In September 2009, ICHA launched its first Health Worker Teaching Program in Elmina, Ghana. Over the next three years, groups of clinicians and educators visited Elmina every six months and provided intensive education for Ghanaian health workers about how to diagnose and treat cardiovascular disease risk factors such as hypertension, diabetes and obesity. Health workers received hundreds of hours of education about cardiovascular disease risk modification, medications, and lifestyle counseling. Didactic teaching was complemented by hands-on workshops and training as patients were cared for. Health workers were taught to check blood pressures and blood glucose levels, interpret lab values for kidney function, liver function, and cholesterol, and prescribe appropriate medications for diabetes and hypertension. Teaching about appropriate diet and exercise regimens was also given, and training was culturally tailored to account for regional eating habits, such as the use of high salt diets and palm oil. ICHA participated in community activities, led heart-healthy walks, and participated in a number of “World Heart Day” activities in Ghana.

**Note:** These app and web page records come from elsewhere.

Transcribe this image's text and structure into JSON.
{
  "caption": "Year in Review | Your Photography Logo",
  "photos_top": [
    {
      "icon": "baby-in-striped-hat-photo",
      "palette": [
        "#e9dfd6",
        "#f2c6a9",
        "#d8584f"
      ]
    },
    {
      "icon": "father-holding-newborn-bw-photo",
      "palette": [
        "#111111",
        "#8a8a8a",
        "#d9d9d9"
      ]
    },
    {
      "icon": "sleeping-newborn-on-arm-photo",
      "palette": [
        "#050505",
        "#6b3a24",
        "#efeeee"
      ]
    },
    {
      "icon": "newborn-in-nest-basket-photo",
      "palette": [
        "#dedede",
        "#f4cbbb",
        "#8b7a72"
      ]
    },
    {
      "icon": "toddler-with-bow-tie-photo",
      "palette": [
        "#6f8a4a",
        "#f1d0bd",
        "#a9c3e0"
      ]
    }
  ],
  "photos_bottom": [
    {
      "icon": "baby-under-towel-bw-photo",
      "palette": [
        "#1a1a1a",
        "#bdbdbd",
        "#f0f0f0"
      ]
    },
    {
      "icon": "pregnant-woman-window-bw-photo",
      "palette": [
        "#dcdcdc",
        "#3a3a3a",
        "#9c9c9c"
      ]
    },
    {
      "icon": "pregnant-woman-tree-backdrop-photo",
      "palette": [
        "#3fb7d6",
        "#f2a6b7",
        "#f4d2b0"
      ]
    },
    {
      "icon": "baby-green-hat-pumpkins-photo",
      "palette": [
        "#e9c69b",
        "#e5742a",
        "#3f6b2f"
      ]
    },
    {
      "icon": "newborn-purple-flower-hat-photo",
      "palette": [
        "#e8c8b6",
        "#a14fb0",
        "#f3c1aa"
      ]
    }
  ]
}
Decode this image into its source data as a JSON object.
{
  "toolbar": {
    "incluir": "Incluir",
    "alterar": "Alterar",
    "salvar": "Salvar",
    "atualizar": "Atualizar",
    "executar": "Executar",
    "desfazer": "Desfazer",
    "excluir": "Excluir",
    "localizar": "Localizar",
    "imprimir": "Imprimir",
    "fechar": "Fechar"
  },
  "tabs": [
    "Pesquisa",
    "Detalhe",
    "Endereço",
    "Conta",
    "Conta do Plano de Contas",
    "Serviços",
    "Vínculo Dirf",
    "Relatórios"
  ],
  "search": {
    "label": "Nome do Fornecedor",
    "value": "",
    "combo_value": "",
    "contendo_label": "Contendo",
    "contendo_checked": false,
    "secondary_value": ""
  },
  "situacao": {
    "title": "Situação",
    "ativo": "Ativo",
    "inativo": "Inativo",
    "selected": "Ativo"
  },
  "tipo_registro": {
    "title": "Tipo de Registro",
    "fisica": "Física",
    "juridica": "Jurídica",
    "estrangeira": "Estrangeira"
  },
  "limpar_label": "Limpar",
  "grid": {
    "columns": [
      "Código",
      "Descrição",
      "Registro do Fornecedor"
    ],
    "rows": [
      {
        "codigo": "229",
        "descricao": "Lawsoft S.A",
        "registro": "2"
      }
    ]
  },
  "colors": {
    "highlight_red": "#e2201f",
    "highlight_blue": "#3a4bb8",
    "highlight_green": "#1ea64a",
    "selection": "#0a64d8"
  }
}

Through a partnership with community leaders in Elmina, ICHA has worked with students and teachers to develop a senior secondary school club program and resource materials to promote community cardiovascular health. Following the model of similar programs that use students to teach peers about HIV/AIDS and other prevention issues, ICHA’s school club program mobilizes and empowers students to become civic leaders, educating their families and communities about the importance of good nutrition, exercise, and avoidance of tobacco, while also ensuring that healthy habits start young.